- But the Bowmans didn’t tell the whole truth when they met this new group. We see they had good reason to omit some details, but they expected complete transparency on MacGregor’s part, and instead they got the same treatment: information withheld in some cases and outright lies in other cases.
- Broussard is in a similar situation, though he’s hopefully got an advantage because he’s not out-numbered. I believe Amy is withholding something from him, and I’m not sure he’s telling her everything, either, though I am hopeful that the secrets each are keeping are not ones that will have the kind of consequences the Bowmans ran into.
- Snyder is another one who tells tales and steers the truth for his own ends.
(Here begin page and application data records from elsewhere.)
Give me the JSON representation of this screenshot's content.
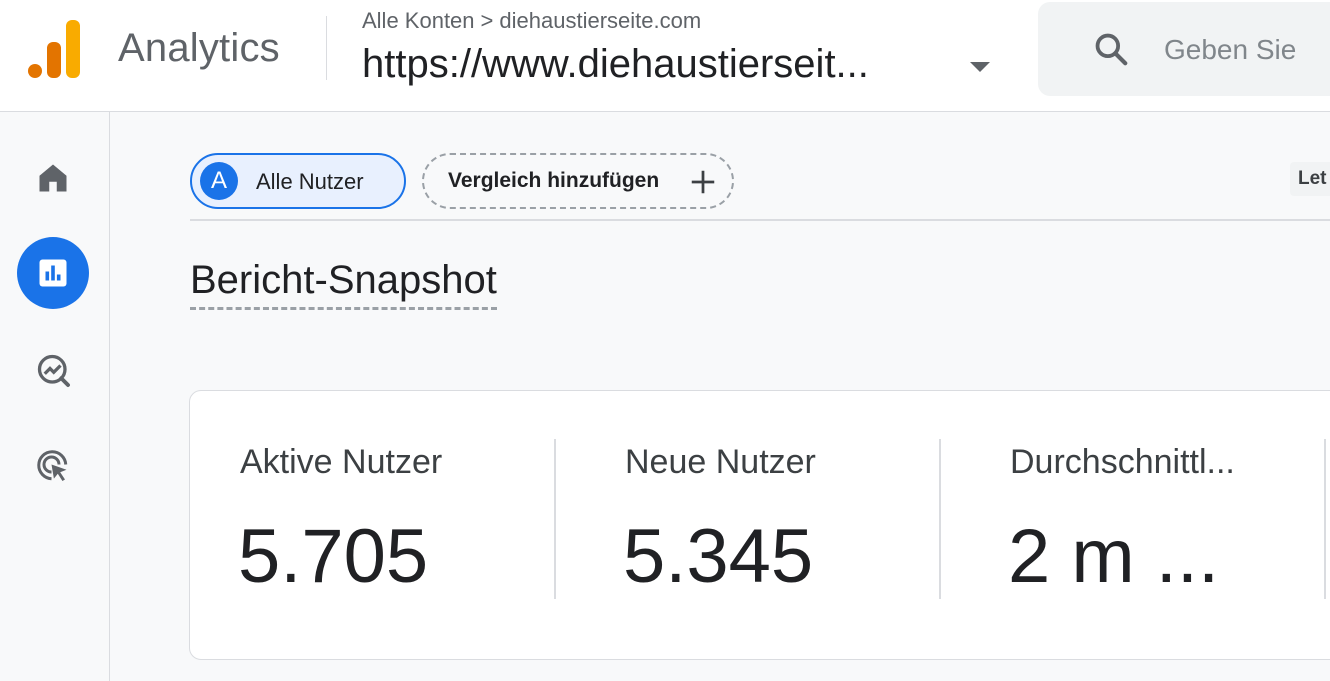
{
  "header": {
    "app_name": "Analytics",
    "breadcrumb": {
      "account": "Alle Konten",
      "separator": ">",
      "site": "diehaustierseite.com"
    },
    "property_name": "https://www.diehaustierseit...",
    "search_placeholder": "Geben Sie"
  },
  "nav": {
    "items": [
      {
        "name": "home",
        "icon": "home-icon",
        "active": false
      },
      {
        "name": "reports",
        "icon": "bar-chart-icon",
        "active": true
      },
      {
        "name": "explore",
        "icon": "explore-trend-icon",
        "active": false
      },
      {
        "name": "advertising",
        "icon": "target-cursor-icon",
        "active": false
      }
    ]
  },
  "comparison": {
    "segment_avatar": "A",
    "segment_label": "Alle Nutzer",
    "add_comparison_label": "Vergleich hinzufügen",
    "date_range_partial": "Let"
  },
  "page": {
    "title": "Bericht-Snapshot"
  },
  "metrics": [
    {
      "label": "Aktive Nutzer",
      "value": "5.705"
    },
    {
      "label": "Neue Nutzer",
      "value": "5.345"
    },
    {
      "label": "Durchschnittl...",
      "value": "2 m ..."
    }
  ],
  "colors": {
    "accent": "#1a73e8",
    "logo_dark": "#e37400",
    "logo_light": "#f9ab00",
    "text_primary": "#202124",
    "text_secondary": "#5f6368"
  }
}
What it boils down to is this: you can’t really trust someone who isn’t fully truthful with you, but are you worthy of trust if you aren’t fully truthful with others? We have a lot of liars and partial-truth-tellers on this show. And we also want to know if we can trust the RAPs to tell us the full truth about this war and their purpose on Earth.
So we’re left to wonder what’s the best way to deal with the aliens and their occupation, but in order to make the best choice, we need to know if we can trust what they tell us.
Alien questions and details
I have the following questions about the aliens based on what happened in this episode:
- I’m still wondering if what we’ve been told is correct. We’ve been told a number of times that the RAPs are working to build a defensive grid around Earth, without which the entire planet is supposedly at risk. Snyder is kind of an unreliable narrator and we didn’t get much chance to really question the RAP.
- Let’s assume what we’ve been told is true — why did the humans agree? did those who agreed know what the full consequences would be? did they agree for personal gain or did they really think they were acting in the only way to save Earth and the human race?
- Is there a possibility that we can negotiate a new deal? a deal where Earthlings are not randomly killed and separated from their families and oppressed like they’ve been treated so far?
- Any chance we could make an alliance with the other aliens? we know nothing about them except they seem to be made of flesh instead of machine parts, and they have a fondness for hexagons.
- In this battle between the RAPS and the other aliens, are we bystanders (meaning, they want to defeat the RAPs and we’re just collateral damage) or are they actually fighting for who gets control of Earth?
I have some thoughts about the RAPs:
- I’m thinking if you’re going to travel light years through space, being some kind of machine or consciousness-uploaded-into-a-glowing-sphere would have its advantages over flesh and blood beings.
- I’m wondering why one RAP is so important. Is it just because there aren’t that many of them, or do they each perform a specific function that would be lost if they were destroyed?
I’ve concluded one thing: We spent 2 seasons wanting to know more about the RAPs and why they came here and what they want with us. Now we know more and yet there are more questions. The story is really about how the humans react to the aliens, not a story about the aliens.
What’s next for Snyder?
I can’t believe we’ve seen the last of Snyder, if only because of the excellent portrayal by the actor Peter Jacobson. I think he’s going to be reunited with Helena Goldwyn. I think he realized he wants to be part of the action. He thought he just wanted a comfortable home with every creature comfort, but I bet 6 months spent in the woods, isolated from everything, made him realize he misses the politics involved in leadership. I’m hoping that seeing Charlie’s dead body will help him remember what’s truly important when he’s rubbing shoulders with all the leaders in Switzerland.